Problem requirements -> Go through the records underneath and write each one out again exactly.

Material for this task ->
· · · · · · ·

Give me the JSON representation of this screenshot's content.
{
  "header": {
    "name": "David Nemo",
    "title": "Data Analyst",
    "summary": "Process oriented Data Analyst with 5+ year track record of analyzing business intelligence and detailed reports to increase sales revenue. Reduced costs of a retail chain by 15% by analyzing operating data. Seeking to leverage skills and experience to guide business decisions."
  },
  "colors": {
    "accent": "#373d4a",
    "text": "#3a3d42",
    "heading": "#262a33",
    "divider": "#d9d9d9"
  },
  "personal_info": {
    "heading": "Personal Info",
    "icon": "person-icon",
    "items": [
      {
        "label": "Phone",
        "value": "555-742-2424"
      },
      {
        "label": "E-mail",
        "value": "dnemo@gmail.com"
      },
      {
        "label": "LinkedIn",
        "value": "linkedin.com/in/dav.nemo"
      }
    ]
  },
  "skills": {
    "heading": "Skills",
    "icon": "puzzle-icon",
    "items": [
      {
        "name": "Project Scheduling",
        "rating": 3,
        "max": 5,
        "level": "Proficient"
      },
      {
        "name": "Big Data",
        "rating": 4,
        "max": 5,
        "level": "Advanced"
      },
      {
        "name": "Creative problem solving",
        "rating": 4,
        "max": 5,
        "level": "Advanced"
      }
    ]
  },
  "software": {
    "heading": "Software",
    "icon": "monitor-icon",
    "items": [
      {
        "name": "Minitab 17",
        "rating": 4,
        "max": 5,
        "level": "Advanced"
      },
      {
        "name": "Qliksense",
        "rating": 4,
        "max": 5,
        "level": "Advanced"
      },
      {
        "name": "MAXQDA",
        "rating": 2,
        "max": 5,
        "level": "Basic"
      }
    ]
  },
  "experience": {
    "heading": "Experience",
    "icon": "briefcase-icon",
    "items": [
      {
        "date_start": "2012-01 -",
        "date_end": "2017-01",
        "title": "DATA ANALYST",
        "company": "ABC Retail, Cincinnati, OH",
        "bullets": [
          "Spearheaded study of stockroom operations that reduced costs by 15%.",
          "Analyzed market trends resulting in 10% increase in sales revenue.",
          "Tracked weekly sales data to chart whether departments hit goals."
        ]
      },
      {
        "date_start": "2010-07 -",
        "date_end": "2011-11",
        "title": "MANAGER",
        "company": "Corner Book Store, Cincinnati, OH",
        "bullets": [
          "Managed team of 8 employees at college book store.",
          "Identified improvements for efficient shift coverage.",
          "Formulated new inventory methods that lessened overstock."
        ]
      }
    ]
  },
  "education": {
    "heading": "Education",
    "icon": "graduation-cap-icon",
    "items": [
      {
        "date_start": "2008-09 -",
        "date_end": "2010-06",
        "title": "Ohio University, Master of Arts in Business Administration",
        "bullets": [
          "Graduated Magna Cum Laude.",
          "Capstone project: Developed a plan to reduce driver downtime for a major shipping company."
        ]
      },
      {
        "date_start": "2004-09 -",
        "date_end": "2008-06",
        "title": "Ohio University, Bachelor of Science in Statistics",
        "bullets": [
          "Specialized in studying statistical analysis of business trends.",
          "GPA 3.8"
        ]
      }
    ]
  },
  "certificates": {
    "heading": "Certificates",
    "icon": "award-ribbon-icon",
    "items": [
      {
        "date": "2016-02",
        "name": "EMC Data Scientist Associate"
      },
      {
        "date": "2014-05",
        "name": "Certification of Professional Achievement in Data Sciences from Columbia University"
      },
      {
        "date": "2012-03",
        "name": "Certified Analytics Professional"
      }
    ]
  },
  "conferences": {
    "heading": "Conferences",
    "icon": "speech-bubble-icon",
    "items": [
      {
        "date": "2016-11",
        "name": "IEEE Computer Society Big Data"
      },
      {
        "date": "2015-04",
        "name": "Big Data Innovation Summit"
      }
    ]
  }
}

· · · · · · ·

Result ->
Give me the JSON representation of this screenshot's content.
{
  "header": {
    "name": "David Nemo",
    "title": "Data Analyst",
    "summary": "Process oriented Data Analyst with 5+ year track record of analyzing business intelligence and detailed reports to increase sales revenue. Reduced costs of a retail chain by 15% by analyzing operating data. Seeking to leverage skills and experience to guide business decisions."
  },
  "colors": {
    "accent": "#373d4a",
    "text": "#3a3d42",
    "heading": "#262a33",
    "divider": "#d9d9d9"
  },
  "personal_info": {
    "heading": "Personal Info",
    "icon": "person-icon",
    "items": [
      {
        "label": "Phone",
        "value": "555-742-2424"
      },
      {
        "label": "E-mail",
        "value": "dnemo@gmail.com"
      },
      {
        "label": "LinkedIn",
        "value": "linkedin.com/in/dav.nemo"
      }
    ]
  },
  "skills": {
    "heading": "Skills",
    "icon": "puzzle-icon",
    "items": [
      {
        "name": "Project Scheduling",
        "rating": 3,
        "max": 5,
        "level": "Proficient"
      },
      {
        "name": "Big Data",
        "rating": 4,
        "max": 5,
        "level": "Advanced"
      },
      {
        "name": "Creative problem solving",
        "rating": 4,
        "max": 5,
        "level": "Advanced"
      }
    ]
  },
  "software": {
    "heading": "Software",
    "icon": "monitor-icon",
    "items": [
      {
        "name": "Minitab 17",
        "rating": 4,
        "max": 5,
        "level": "Advanced"
      },
      {
        "name": "Qliksense",
        "rating": 4,
        "max": 5,
        "level": "Advanced"
      },
      {
        "name": "MAXQDA",
        "rating": 2,
        "max": 5,
        "level": "Basic"
      }
    ]
  },
  "experience": {
    "heading": "Experience",
    "icon": "briefcase-icon",
    "items": [
      {
        "date_start": "2012-01 -",
        "date_end": "2017-01",
        "title": "DATA ANALYST",
        "company": "ABC Retail, Cincinnati, OH",
        "bullets": [
          "Spearheaded study of stockroom operations that reduced costs by 15%.",
          "Analyzed market trends resulting in 10% increase in sales revenue.",
          "Tracked weekly sales data to chart whether departments hit goals."
        ]
      },
      {
        "date_start": "2010-07 -",
        "date_end": "2011-11",
        "title": "MANAGER",
        "company": "Corner Book Store, Cincinnati, OH",
        "bullets": [
          "Managed team of 8 employees at college book store.",
          "Identified improvements for efficient shift coverage.",
          "Formulated new inventory methods that lessened overstock."
        ]
      }
    ]
  },
  "education": {
    "heading": "Education",
    "icon": "graduation-cap-icon",
    "items": [
      {
        "date_start": "2008-09 -",
        "date_end": "2010-06",
        "title": "Ohio University, Master of Arts in Business Administration",
        "bullets": [
          "Graduated Magna Cum Laude.",
          "Capstone project: Developed a plan to reduce driver downtime for a major shipping company."
        ]
      },
      {
        "date_start": "2004-09 -",
        "date_end": "2008-06",
        "title": "Ohio University, Bachelor of Science in Statistics",
        "bullets": [
          "Specialized in studying statistical analysis of business trends.",
          "GPA 3.8"
        ]
      }
    ]
  },
  "certificates": {
    "heading": "Certificates",
    "icon": "award-ribbon-icon",
    "items": [
      {
        "date": "2016-02",
        "name": "EMC Data Scientist Associate"
      },
      {
        "date": "2014-05",
        "name": "Certification of Professional Achievement in Data Sciences from Columbia University"
      },
      {
        "date": "2012-03",
        "name": "Certified Analytics Professional"
      }
    ]
  },
  "conferences": {
    "heading": "Conferences",
    "icon": "speech-bubble-icon",
    "items": [
      {
        "date": "2016-11",
        "name": "IEEE Computer Society Big Data"
      },
      {
        "date": "2015-04",
        "name": "Big Data Innovation Summit"
      }
    ]
  }
}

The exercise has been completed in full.